1/4 was used to worship Parvati and the 6 that were left, were used for the
worship of the guru's feet. Now, Leelavati, quickly tell me how many lotus
flowers were there in the bunch?" The answer is 120 flowers.

Explaining the square and the cube, Bhaskaracharya
says, "Leelavati, a square shape and its area are called the square.
The multiplication of two equal numbers is also called a square. Similarly,
the multiplication of three equal numbers is called cube and a solid with
12 compartments and equal arms is also called a cube."

'Mool' or root in Sanskrit, meant the root
of a tree or plant or, in a more expansive form, it means cause of something
or origin also. Hence, in ancient mathematics, square root meant the reason
for the square or origin that is one arm of a square. Likewise, we can understand
the meaning of cube root in the same way. A number of ways were prevalent
to find out the cube root and the square root.

In the same way, Bhaskaracharya mentions the
trairashik. It had trinomial sums hence its name. For example, if one gets
'pr' (as in pramaan) in 'ph' (as in phal), then what will we find in 'i' (as
in ichchha, that is desire)?

In trairaashik[trinomial] questions, the phal
number should be multiplied by the ichchha number and the result should be
divided by the pramaan number. What is thus acquired is the itccha phal (desired
fruit). About 2000 years ago, the trairaashik [trinomial] rule was discovered
in India. It reached the Arab countries in the 8th century AD. The Arab mathematicians
called the trairaashik 'free raashikaat al hind'. Later, it spread to Europe
where it
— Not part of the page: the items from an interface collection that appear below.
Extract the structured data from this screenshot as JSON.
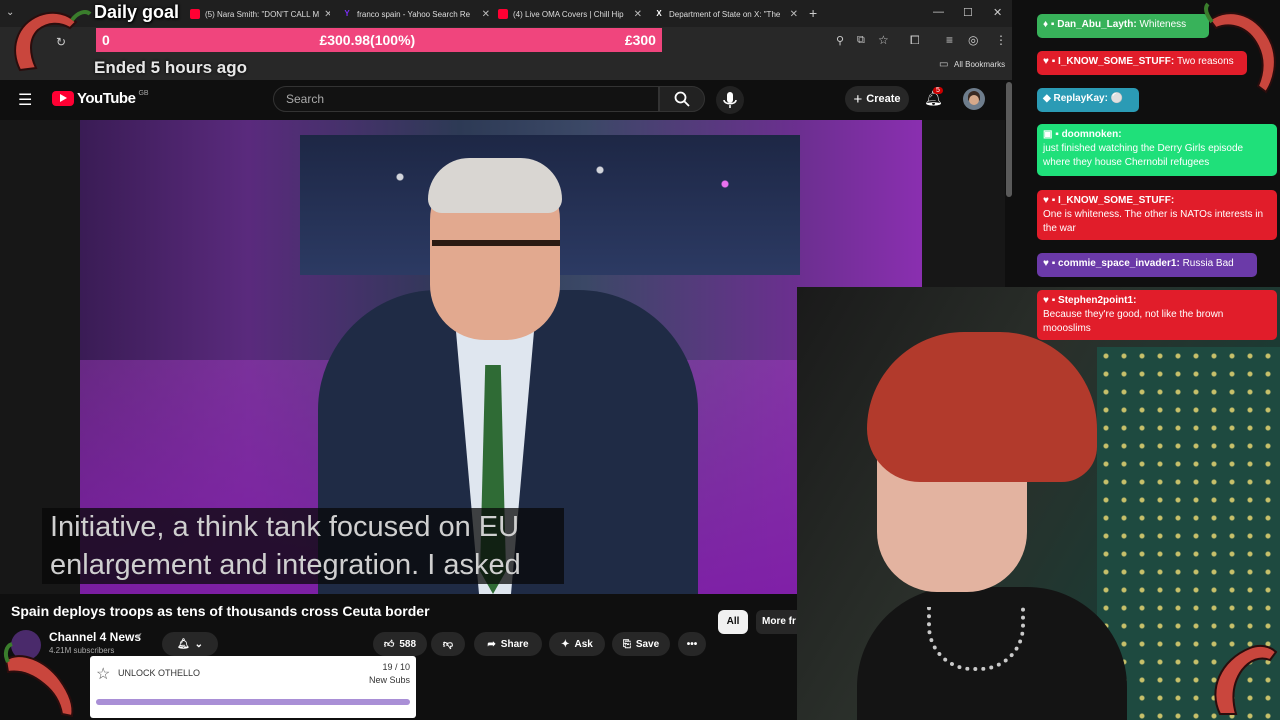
{
  "browser": {
    "tabs": [
      {
        "label": "(5) Nara Smith: \"DON'T CALL M",
        "icon": "youtube-icon",
        "color": "#ff0033"
      },
      {
        "label": "franco spain - Yahoo Search Re",
        "icon": "yahoo-icon",
        "color": "#7b2ff7"
      },
      {
        "label": "(4) Live OMA Covers | Chill Hip",
        "icon": "youtube-icon",
        "color": "#ff0033"
      },
      {
        "label": "Department of State on X: \"The",
        "icon": "x-icon",
        "color": "#ffffff"
      }
    ],
    "bookmarks_label": "All Bookmarks",
    "new_tab": "+"
  },
  "goal": {
    "title": "Daily goal",
    "start": "0",
    "current": "£300.98(100%)",
    "target": "£300",
    "progress": 100,
    "status": "Ended 5 hours ago",
    "color": "#f0457d"
  },
  "youtube": {
    "logo_text": "YouTube",
    "region": "GB",
    "search_placeholder": "Search",
    "create_label": "Create",
    "notif_count": "5"
  },
  "video": {
    "subtitle_line1": "Initiative, a think tank focused on EU",
    "subtitle_line2": "enlargement and integration. I asked",
    "title": "Spain deploys troops as tens of thousands cross Ceuta border",
    "channel": "Channel 4 News",
    "subscribers": "4.21M subscribers",
    "likes": "588",
    "share_label": "Share",
    "ask_label": "Ask",
    "save_label": "Save",
    "chip_all": "All",
    "chip_more": "More fr"
  },
  "othello": {
    "label": "UNLOCK OTHELLO",
    "count": "19 / 10",
    "sub_label": "New Subs",
    "progress": 1.0,
    "accent": "#a98fd6"
  },
  "chat": [
    {
      "user": "Dan_Abu_Layth",
      "sep": ":",
      "msg": "Whiteness",
      "color": "#38b25a"
    },
    {
      "user": "I_KNOW_SOME_STUFF",
      "sep": ":",
      "msg": "Two reasons",
      "color": "#e11d2a"
    },
    {
      "user": "ReplayKay",
      "sep": ":",
      "msg": "⚪",
      "color": "#2b9bb5"
    },
    {
      "user": "doomnoken",
      "sep": ":",
      "msg": "just finished watching the Derry Girls episode where they house Chernobil refugees",
      "color": "#1fe07a"
    },
    {
      "user": "I_KNOW_SOME_STUFF",
      "sep": ":",
      "msg": "One is whiteness. The other is NATOs interests in the war",
      "color": "#e11d2a"
    },
    {
      "user": "commie_space_invader1",
      "sep": ":",
      "msg": "Russia Bad",
      "color": "#6b3aa8"
    },
    {
      "user": "Stephen2point1",
      "sep": ":",
      "msg": "Because they're good, not like the brown moooslims",
      "color": "#e11d2a"
    }
  ]
}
was given the title of the Golden Rule.

The ancient mathematicians had knowledge not
only of the trairaashik but also of the pancharaashik, saptaraashik and the
navaraashik. (penta-or quinqnomial, hepta or septunomial and nonomial) Algebra
India is the birthplace of algebra. It was called indistinct or cryptic mathematics.
The Arab scholar Moosa-Al-Khawarizmi came to India in the 9th century to learn
this and wrote a book called Alijeb Oyal Muquabila. Thence, this knowledge
went to Europe.

In ancient times, mathematicians such as Aapastamba, Bodhaayan, Katyaayan
and later, Brahmagupta and Bhaskaracharya worked on algebra.

Bhaskaracharya says that algebra means unexpressed
mathematics but the initial reason is expressed. Hence, in Leelavati, arithmetic,
which has expressed mathematics, was discussed at the start. In algebra, Bhaskaracharya
talks about zero and infinity.

Vadha au viyat khan khenadhaate, khaharo bhavet
khen bhaktashch raashih

This means that if zero is divided by any
number or multiplied by any number, the result is zero. If any number is divided
by zero, the result is infinity.

Zero and infinity are the two precious jewels
of mathematics. Life can continue without jewels but mathematics is nothing
without zero and infinity.

Zero and infinity have no place or name in
the physical world and are only the creations of the human mind. Yet, through
the medium of mathematics and science, they clarify even the most difficult
mysteries of the world.

Brahmagupta discovered various equations.
He gave them the names of ek varna, anek varna, madhyamaharan and mapit. There
is one unknown number in an ek varna equation and many unknown numbers in
anek varna.

(This book is available with Ocean Books (P)
Ltd, 4/19 Asaf Ali Road, New Delhi-110 002.)